Nebula’s business model anticipates that drugmakers and academic researchers would eventually be willing to pay for data that meet their specific criteria. This year it added a “sponsored sequencing,” which offers customers a free test if they let Nebula share their data with pharmaceutical partners.
However, the idea that most people will be paid for their DNA by researchers sounds unrealistic to Bob Gellman, an expert in privacy and health confidentiality and a former House of Representatives staffer.
“Maybe some big pharma companies might, but I’m skeptical,” Gellman told Karma. “They certainly won’t pay if they don’t have to, and there are free sources of much health information, including DNA.”
Last year, Nebula raised a Series A investment from 10 venture capital firms, including Khosla Ventures, Arch Venture Partners and Mayfield. It forged a partnership with Veritas Genetics, also co-founded by Professor Church, which offers the entire genome sequencing for $599.
Nebula is competing with other companies on a mission to protect and productize DNA, including an Israeli startup Digital DNATix and London-based Genomes.io. The global Blockchain in the genomics market is expected to reach $5 billion by 2029 from $15.7 million last year, according to ResearchAndMarkets.com
“We’re working towards building technologies that enable consumers to get all the benefits of having their genome sequenced without having to worry about whether their data is being used ethically.”
In August, Church apologized for having meetings and phone calls with disgraced financier Jeffrey Epstein, saying that he didn’t know of the extent of Epstein’s alleged crimes and interest in eugenics, according to STAT News. Epstein had donated money to one of Church’s labs, according to the report.
Nebula’s approach may help address users’ concerns, but it’s not a panacea for all ethical and privacy issues in a rapidly evolving space.
“By giving the consumer some control over who can access their genomic data, I think Nebula Genomics’ model is a step in the positive direction,” Jinchuan Xing, associate professor in Rutgers University’s Department of Genetics, told Karma. “I don’t think using Blockchain can fully make a sample anonymous and solve the privacy issue, but it will help to reduce the risk.
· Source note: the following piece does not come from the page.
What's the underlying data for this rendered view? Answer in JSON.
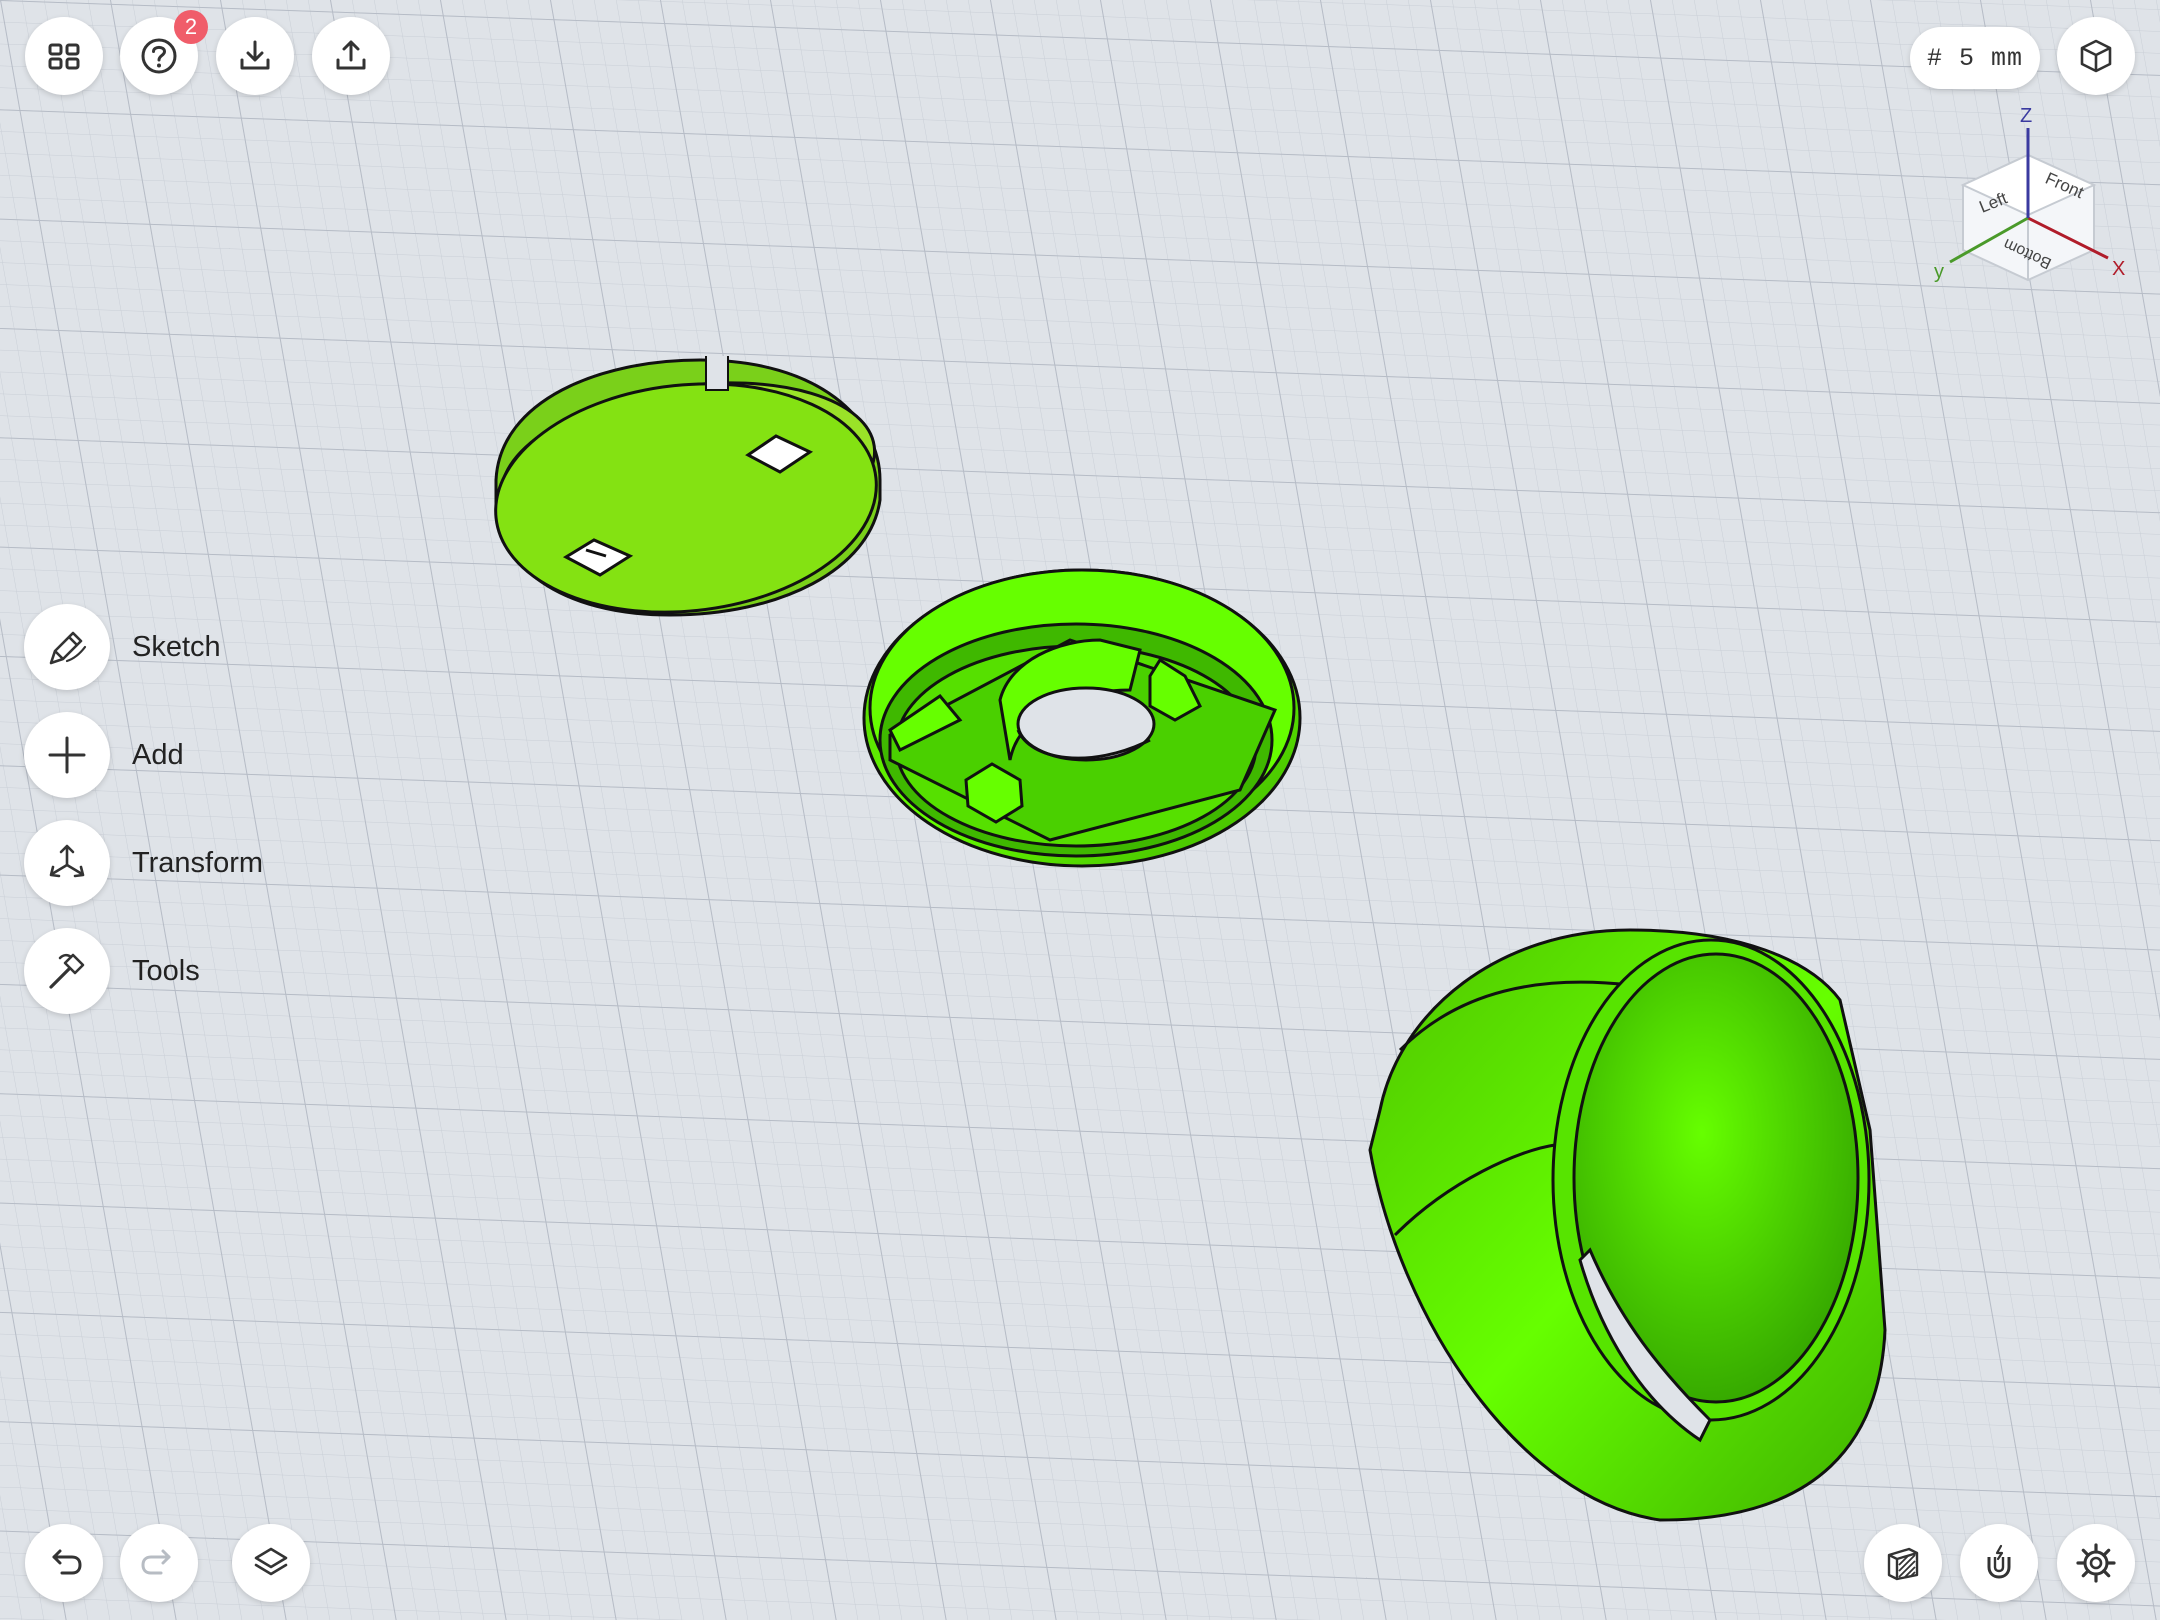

I’m interested in seeing how their business model develops in the future.”